Catherine Graham (Canada) is the author of six acclaimed poetry collections, including The Celery Forest and Her Red Hair Rises with the Wings of Insects, a finalist for the Raymond Souster Poetry Award and the CAA Poetry Award. She received an Excellence in Teaching Award at the University of Toronto School of Continuing Studies where she teaches creative writing. She was also the winner of the IFOA’s Poetry NOW competition. While living in Northern Ireland, Graham completed an MA in Creative Writing from Lancaster University. Author of the debut novel Quarry, her work has appeared in journals and anthologies around the world.

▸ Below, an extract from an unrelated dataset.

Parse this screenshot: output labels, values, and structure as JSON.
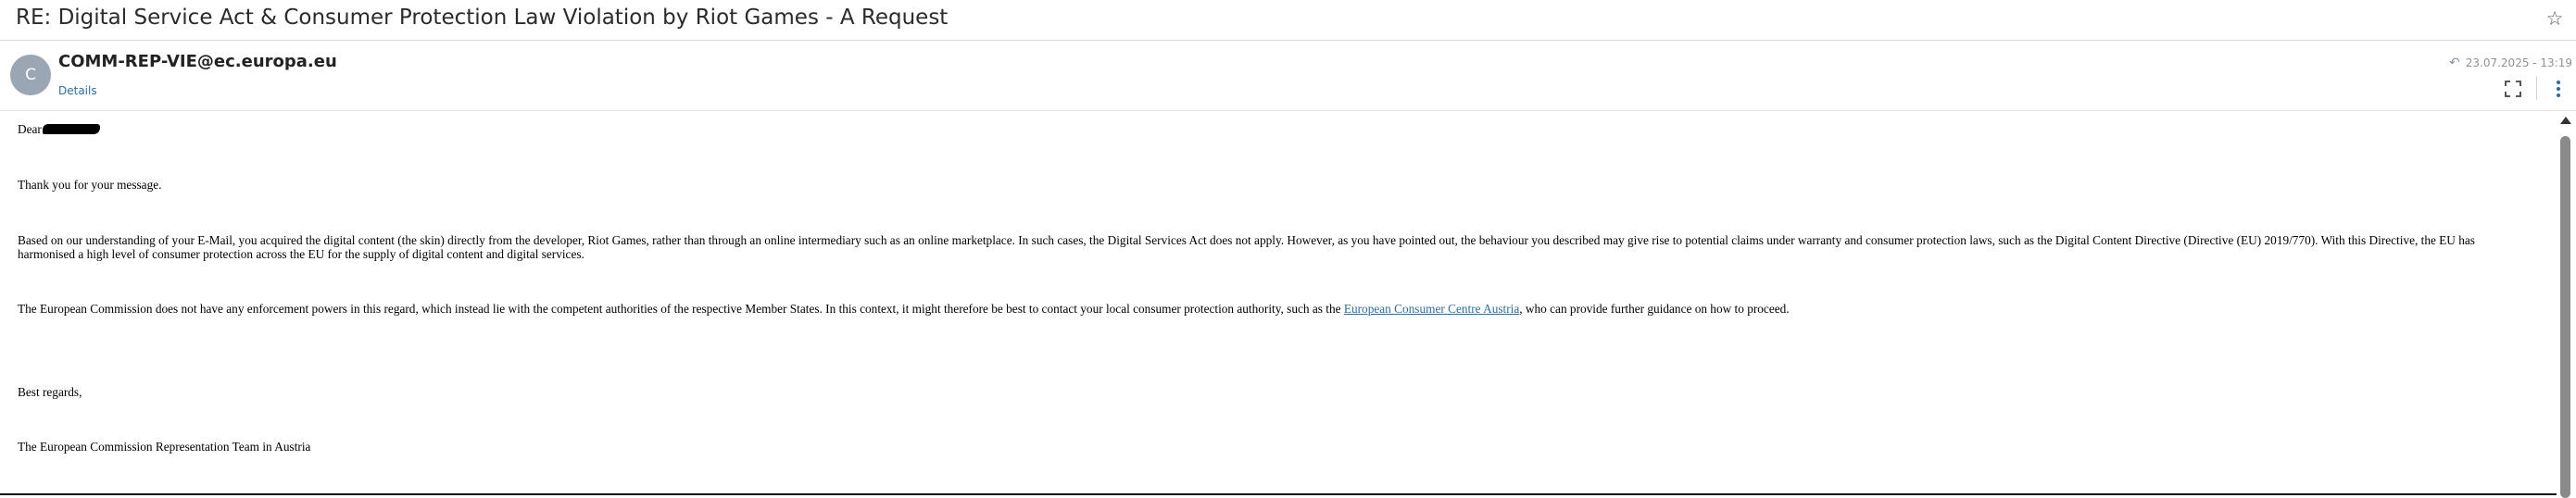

Beatriz Hausner’s poetry books include: Enter the Raccoon, Sew Him Up, The Wardrobe Mistress, and many chapbooks. Her books have been translated into several languages, including Spanish, French, Dutch and Portuguese. Her selected poems is forthcoming in Greek translation from Vakxikon Publihers. She is a respected literary editor, and was one of the founding publishers of Quattro Books. Beatriz Hausner has translated many works of literature, primarily from Spanish into English, concentrating on Latin American surrealism. She was Chair of the Public Lending Right Commission from 2014-2016 and is the current President of the Literary Translators’ Association of Canada.
New Zealand writer Witi Ihimaera was the first Māori to have a novel published. He has a highly regarded career as an Indigenous author and teacher, and for some years was a guest teacher on the international teaching staff of the Banff Centre. His novel The Whale Rider was made into a successful international film in 2002, and three further feature films have been adapted from his work. He won the New Zealand non-fiction award for his memoir Māori Boy (2016). The second volume, Native Son, will be published in 2019. This author is supported by Creative New Zealand.
Maryam Madjidi moved to Paris for the first time in 1986 with her parents who were political asylum seekers, running away from Iran. She studed at Sorbonne University, achieving her masterclass in comparative literature, before becoming a teacher. She lived in Beijing and Istanbul, teaching French for almost six years. She now lives in Paris and is still teaching French to young immigrants with the French Red Cross. This author is supported by the Consulate General of France in Toronto.